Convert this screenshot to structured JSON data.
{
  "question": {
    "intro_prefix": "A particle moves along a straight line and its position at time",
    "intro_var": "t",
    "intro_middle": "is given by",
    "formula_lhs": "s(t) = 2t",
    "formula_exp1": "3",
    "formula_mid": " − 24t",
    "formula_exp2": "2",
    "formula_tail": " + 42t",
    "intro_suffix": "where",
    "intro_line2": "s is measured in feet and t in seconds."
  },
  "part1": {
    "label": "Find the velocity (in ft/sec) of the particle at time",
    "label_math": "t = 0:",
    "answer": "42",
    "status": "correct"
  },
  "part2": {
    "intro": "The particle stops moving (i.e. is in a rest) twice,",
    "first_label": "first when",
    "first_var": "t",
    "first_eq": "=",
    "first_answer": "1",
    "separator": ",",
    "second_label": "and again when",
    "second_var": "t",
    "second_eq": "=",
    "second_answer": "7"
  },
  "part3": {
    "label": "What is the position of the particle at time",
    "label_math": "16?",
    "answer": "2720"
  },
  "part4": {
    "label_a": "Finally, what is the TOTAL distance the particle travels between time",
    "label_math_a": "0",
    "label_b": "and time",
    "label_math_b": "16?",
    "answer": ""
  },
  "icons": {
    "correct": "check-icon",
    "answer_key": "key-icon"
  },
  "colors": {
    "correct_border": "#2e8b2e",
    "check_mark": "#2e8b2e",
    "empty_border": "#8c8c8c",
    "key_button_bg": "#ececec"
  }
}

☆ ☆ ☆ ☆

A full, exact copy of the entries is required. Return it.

Convert this screenshot to structured JSON data.
{
  "question": {
    "intro_prefix": "A particle moves along a straight line and its position at time",
    "intro_var": "t",
    "intro_middle": "is given by",
    "formula_lhs": "s(t) = 2t",
    "formula_exp1": "3",
    "formula_mid": " − 24t",
    "formula_exp2": "2",
    "formula_tail": " + 42t",
    "intro_suffix": "where",
    "intro_line2": "s is measured in feet and t in seconds."
  },
  "part1": {
    "label": "Find the velocity (in ft/sec) of the particle at time",
    "label_math": "t = 0:",
    "answer": "42",
    "status": "correct"
  },
  "part2": {
    "intro": "The particle stops moving (i.e. is in a rest) twice,",
    "first_label": "first when",
    "first_var": "t",
    "first_eq": "=",
    "first_answer": "1",
    "separator": ",",
    "second_label": "and again when",
    "second_var": "t",
    "second_eq": "=",
    "second_answer": "7"
  },
  "part3": {
    "label": "What is the position of the particle at time",
    "label_math": "16?",
    "answer": "2720"
  },
  "part4": {
    "label_a": "Finally, what is the TOTAL distance the particle travels between time",
    "label_math_a": "0",
    "label_b": "and time",
    "label_math_b": "16?",
    "answer": ""
  },
  "icons": {
    "correct": "check-icon",
    "answer_key": "key-icon"
  },
  "colors": {
    "correct_border": "#2e8b2e",
    "check_mark": "#2e8b2e",
    "empty_border": "#8c8c8c",
    "key_button_bg": "#ececec"
  }
}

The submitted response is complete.